Will said...

Jill, yea, I've run in the Mafate 2s and 3s, there is a difference. It is a subtle one but enough to cause concern over 100 miles. I havn't been able to race in the Mafate mainly because of the wieght. they are just to heavy for me. Used them for the last 25 miles of Wasatch though and they worked well. Thanks for the comment.

Jill said...

I still have my 1st marathon shoes; my 1st Boston Marathon qualifier; my 1st Boston Marathon; and my 1st Silver Rush shoes all having in my garage. I have a severe case of letting things go.

I think it's the Hoka Stinson you have :)

Trail Plodder said...

Yeah it's tough to say goodbye, when you have a Hoka your feet love, but have a hard time finding a replacement! I'm rotating my 2 pairs of Stinsons. In UTMB I ran the 1st half with my new 2014 Stinson Trails and 2nd half with my old 2013 Stinson Evos. No issues, but I'll need new ones eventually. I tried the latest models in Chamonix, but no luck: none of them seemed to fit too well. I'm glad Hokas last so long!

Sherry said...

It's surprising how many memories a pair of shoes remind you of when you come to throw them out!
I have 2 pair at the end of their life, and I'm struggling to find a good replacement. They're so expensive here in NZ that I'm going broke fast!

Will said...

Jill, duly noted and corrected. I need an editor!
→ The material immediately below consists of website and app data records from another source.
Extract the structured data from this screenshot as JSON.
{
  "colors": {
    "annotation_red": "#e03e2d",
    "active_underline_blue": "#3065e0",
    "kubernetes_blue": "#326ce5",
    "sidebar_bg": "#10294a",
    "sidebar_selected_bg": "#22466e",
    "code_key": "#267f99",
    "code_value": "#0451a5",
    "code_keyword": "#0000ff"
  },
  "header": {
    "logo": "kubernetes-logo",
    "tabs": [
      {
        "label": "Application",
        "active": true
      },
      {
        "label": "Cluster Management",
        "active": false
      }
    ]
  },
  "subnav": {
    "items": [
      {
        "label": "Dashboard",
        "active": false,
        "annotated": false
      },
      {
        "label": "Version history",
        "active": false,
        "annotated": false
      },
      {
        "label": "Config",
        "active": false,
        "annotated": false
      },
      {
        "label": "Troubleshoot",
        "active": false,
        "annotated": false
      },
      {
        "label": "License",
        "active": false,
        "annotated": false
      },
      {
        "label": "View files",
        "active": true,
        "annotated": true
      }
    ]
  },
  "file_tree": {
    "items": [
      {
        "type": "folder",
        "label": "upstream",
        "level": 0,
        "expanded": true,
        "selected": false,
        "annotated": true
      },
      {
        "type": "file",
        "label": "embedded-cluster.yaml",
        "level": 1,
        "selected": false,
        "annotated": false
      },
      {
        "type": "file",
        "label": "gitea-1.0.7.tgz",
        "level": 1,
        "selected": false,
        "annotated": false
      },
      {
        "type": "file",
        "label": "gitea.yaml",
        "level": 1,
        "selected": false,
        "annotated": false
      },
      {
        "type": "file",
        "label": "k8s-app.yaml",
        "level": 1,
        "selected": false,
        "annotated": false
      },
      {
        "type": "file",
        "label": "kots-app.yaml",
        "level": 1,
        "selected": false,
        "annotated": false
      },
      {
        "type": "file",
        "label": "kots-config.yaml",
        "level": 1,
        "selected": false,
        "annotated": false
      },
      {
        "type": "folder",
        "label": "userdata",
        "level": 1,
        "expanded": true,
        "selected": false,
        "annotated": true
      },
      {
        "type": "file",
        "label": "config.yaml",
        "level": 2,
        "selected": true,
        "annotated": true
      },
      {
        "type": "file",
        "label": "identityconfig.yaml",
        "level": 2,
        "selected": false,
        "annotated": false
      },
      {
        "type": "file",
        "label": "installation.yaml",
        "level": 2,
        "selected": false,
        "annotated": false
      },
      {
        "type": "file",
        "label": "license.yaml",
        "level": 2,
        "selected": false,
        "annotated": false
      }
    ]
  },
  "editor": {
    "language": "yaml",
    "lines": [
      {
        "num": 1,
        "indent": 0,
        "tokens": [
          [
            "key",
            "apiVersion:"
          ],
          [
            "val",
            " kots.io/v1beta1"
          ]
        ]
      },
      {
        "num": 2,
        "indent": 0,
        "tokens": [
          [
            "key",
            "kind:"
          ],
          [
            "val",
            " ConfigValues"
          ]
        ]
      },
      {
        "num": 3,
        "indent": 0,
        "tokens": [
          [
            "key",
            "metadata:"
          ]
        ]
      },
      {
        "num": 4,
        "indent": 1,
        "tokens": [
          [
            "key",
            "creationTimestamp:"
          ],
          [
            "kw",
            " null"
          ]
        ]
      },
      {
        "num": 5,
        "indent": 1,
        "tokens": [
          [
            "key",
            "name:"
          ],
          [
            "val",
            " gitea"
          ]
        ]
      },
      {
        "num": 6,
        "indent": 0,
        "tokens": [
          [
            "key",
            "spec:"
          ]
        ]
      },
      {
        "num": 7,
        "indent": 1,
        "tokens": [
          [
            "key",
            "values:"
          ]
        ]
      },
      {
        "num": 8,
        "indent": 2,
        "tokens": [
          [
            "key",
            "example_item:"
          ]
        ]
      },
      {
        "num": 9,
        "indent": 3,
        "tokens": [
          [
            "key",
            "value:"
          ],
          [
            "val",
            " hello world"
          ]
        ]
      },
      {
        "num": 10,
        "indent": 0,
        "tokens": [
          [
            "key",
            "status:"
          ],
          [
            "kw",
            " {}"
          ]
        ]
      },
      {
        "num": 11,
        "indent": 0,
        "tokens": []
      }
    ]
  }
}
John Morelock said...

March 2008, UltraRunning, page 92, 'run gently out there' column "Spring Cleaning" -- I assume you moderate this. I am not interested in it being published, just saying thank you for the memory jog, good story. John M.

Nancy @Runabees said...

Will, it is certainly tough to say goodbye. Sometimes I too struggle with throwing away my old running shoes. There were times I just couldn't bring myself to doing it and sat down and thought about my mental problem :) It turned out that they were more than shoes for me, they were mementos. However, their lifecycle has come to an end and we just need to part ways.
I find that throwing away the old ones is much easier after I receive the new pair. The sad feeling is suppressed by the eagerness to try the shiny new ones.